What is needed |
Search the listing for the string "Tone". Copy every line that has it.

Input |

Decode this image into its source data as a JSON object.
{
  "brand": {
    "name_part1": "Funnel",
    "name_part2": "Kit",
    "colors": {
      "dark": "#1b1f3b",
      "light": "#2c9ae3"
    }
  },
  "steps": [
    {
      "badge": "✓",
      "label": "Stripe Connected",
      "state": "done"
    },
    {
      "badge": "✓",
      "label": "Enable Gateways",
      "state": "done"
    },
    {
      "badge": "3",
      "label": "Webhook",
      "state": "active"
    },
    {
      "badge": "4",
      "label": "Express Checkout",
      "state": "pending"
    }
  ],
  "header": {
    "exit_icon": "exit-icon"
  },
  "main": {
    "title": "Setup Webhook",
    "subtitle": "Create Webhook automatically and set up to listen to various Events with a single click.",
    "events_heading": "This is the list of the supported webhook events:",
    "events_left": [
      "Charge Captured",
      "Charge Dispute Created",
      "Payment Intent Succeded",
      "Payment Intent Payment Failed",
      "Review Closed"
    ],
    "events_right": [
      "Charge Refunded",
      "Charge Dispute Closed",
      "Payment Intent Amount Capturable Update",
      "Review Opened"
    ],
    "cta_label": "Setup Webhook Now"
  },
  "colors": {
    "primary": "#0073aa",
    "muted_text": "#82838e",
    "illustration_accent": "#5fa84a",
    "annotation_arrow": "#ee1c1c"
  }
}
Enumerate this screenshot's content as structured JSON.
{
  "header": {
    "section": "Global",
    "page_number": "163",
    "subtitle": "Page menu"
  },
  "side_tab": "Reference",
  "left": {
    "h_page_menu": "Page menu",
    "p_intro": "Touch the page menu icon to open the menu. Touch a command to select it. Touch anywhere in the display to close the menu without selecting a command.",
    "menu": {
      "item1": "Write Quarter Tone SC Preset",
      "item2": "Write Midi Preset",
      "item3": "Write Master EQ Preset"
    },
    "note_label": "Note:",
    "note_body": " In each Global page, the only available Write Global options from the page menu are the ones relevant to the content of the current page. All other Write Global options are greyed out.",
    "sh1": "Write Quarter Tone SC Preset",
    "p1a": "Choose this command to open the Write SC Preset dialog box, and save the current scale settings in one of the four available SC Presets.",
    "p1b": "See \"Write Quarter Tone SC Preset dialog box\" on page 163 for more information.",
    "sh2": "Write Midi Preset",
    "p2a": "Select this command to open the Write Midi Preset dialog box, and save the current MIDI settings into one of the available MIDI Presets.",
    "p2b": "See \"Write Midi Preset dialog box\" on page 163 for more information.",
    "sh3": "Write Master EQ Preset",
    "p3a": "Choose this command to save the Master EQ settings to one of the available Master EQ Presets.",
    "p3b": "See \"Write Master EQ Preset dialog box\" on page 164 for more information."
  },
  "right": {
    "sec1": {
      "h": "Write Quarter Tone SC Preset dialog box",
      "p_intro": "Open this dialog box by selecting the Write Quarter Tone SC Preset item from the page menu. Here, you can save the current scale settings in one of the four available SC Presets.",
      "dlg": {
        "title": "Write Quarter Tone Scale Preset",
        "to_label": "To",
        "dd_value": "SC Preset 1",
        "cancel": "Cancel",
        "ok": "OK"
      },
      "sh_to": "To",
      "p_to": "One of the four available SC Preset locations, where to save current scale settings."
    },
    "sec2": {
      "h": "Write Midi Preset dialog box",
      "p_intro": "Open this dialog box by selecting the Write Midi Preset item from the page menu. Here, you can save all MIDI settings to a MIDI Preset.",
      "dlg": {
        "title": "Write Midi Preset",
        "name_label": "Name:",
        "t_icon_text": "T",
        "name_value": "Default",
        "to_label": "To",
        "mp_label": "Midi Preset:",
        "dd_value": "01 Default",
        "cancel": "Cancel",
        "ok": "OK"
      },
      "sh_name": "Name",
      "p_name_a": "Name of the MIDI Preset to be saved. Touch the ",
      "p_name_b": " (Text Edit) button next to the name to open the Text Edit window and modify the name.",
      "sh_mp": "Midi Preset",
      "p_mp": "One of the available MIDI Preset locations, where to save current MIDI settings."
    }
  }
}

Your response |
      "item1": "Write Quarter Tone SC Preset",
    "sh1": "Write Quarter Tone SC Preset",
    "p1b": "See \"Write Quarter Tone SC Preset dialog box\" on page 163 for more information.",
      "h": "Write Quarter Tone SC Preset dialog box",
      "p_intro": "Open this dialog box by selecting the Write Quarter Tone SC Preset item from the page menu. Here, you can save the current scale settings in one of the four available SC Presets.",
        "title": "Write Quarter Tone Scale Preset",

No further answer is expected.